Don Moen wrote and performed a song titled “When It’s All Been Said and Done”. It’s one of my perennial favorites, probably because it tells such a compelling story. His message speaks about our life on earth in relation to our eternal home. The lyrics challenge us to consider whether we are living for something that matters beyond ourselves, or something that brings us temporary pleasure. 

In Ecclesiastes 1:14, King Solomon advises his sons that pursuing wisdom, pleasure, or success for our own satisfaction is like chasing the wind. At the end of his life, he admits that all his earthly treasures have become meaningless. He concludes Ecclesiastes with an admonition to revere God and obey His commands. What a spiritual legacy!

Do you find yourself chasing the wind? Or have you embraced the words of Matthew 6:19-20: “Do not store up for yourselves treasures on earth, where moths and vermin destroy, and where thieves break in and steal. But store up for yourselves treasures in heaven, where moths and vermin do not destroy, and where thieves do not break in and steal.”
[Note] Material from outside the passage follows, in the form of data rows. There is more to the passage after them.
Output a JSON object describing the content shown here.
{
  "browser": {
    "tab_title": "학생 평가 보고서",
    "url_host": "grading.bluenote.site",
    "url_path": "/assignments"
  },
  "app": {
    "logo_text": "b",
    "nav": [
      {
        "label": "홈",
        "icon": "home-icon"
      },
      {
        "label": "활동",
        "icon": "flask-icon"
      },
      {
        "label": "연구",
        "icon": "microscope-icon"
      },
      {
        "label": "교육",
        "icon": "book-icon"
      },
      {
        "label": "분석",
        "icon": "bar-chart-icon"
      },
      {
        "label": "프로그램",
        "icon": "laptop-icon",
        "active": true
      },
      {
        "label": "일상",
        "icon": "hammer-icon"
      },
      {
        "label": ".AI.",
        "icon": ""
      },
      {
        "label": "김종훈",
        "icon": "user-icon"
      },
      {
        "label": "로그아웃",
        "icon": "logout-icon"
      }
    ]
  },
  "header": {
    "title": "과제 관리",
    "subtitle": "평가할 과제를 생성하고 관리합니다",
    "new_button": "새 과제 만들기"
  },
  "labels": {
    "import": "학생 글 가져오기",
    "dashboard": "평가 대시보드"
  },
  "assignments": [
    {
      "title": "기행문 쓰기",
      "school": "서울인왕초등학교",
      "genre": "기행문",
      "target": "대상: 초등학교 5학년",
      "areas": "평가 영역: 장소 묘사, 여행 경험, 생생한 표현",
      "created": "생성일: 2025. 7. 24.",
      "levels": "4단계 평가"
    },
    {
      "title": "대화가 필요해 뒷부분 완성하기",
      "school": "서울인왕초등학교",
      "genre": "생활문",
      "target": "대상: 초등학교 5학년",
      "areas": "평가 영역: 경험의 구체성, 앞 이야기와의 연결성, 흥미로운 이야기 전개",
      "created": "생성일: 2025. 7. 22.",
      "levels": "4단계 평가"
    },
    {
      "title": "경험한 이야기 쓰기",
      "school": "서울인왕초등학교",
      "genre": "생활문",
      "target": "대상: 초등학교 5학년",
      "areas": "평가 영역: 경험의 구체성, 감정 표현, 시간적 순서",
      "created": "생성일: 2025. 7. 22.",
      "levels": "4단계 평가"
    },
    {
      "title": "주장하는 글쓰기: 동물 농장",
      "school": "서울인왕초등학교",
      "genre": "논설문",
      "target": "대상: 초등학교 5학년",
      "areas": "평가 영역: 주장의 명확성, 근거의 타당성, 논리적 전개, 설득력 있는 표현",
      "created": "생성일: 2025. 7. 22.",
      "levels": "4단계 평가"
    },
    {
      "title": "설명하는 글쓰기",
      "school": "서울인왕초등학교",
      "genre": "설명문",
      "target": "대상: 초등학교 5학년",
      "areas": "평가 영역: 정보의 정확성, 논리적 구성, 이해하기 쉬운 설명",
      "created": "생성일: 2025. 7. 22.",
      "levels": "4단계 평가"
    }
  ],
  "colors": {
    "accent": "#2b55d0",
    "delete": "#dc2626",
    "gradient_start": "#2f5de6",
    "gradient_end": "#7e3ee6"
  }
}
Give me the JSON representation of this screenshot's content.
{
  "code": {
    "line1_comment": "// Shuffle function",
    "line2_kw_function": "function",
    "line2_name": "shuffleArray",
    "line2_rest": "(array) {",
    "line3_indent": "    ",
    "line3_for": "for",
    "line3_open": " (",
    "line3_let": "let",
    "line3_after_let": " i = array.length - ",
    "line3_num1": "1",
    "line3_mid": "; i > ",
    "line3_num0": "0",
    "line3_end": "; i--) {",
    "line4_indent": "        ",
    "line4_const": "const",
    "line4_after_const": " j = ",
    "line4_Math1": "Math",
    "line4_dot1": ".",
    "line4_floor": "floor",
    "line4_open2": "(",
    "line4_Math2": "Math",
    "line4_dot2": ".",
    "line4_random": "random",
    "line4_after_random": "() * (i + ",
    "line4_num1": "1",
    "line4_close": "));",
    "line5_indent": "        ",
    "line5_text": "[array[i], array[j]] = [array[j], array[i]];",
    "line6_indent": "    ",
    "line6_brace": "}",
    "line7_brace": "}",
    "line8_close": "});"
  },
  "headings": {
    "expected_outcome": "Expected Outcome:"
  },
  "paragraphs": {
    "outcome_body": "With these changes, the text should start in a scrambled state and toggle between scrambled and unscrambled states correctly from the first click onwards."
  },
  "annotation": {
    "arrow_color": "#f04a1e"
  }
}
At the end of life, we will all face the measure of how we choose to live today. Will your life count for meaningless treasures of earth, or eternal treasures in heaven? This will be the spiritual legacy you leave for generations to come.

Urgent

nasa-89125
image courtesy of NASA

Time is running out… The American family is in crisis… These are messages I’ve heard repeatedly during the past few days, warnings that few would dispute.

A pastor wisely shared a quote: “Crisis is a good editor.” It referenced a commentary he read about the 9/11 tragedy, when the basics of life were broken down to the few that really mattered. For the briefest of moments, nobody cared how their portfolio stacked up, what kind of car they drove, or whether their fashions were trendy. At that moment, we contemplated our own eternities.

Sometimes crises cause us to see the urgency that exists in everyone’s life. If you would, take a few moments to watch the video In My Seat – A Pilot’s Story from Sept 10th – 11th

After you watch the video, please share your thoughts with me at: www.spirituallegacymemoir.com.

Party Time

Three Generation FishermenQuestion: Why would any self-respecting, sensible, mature woman choose to go fishing with her family to celebrate her birthday instead of spending a day hanging out at a spa or tasting her way through multiple courses at a gourmet eatery? Here are five reasons.

Reason #1 – Because her family consists entirely of males, all of whom jump at the chance to fish – especially if it involves fishing off a pontoon on a beautiful day. Plus, they get really excited about your birthday when it involves something they really like to do.

Reason #2 – Because said males made the effort to pull together a gourmet picnic lunch to accompany said fishing trip and you didn’t have to lift a finger. You just have to sit and smile a lot.

Reason #3 – Because cruising around a lake on a pontoon for an entire afternoon on a beautiful day is something you enjoy, even if no fish make it onto the vessel.

Reason #4 – Because spending time with your family can be more fun than spending the day alone – even if it means no masseuse is involved. 

Reason #5 – Because, hey why not? Maybe, just maybe, said woman likes to occasionally dangle a little bit of fishing line in the water. 

The big lesson I learned about choosing how to celebrate special occasions is to tap into the things everyone in my family loves. It is a blessing to think this will undoubtedly become a fond memory for all of us, especially my grandson. One of the best moments was when my he said, “I want to do this for my birthday.” I could have guessed that one. 

Visit my website at: www.spirituallegacymemoir.com.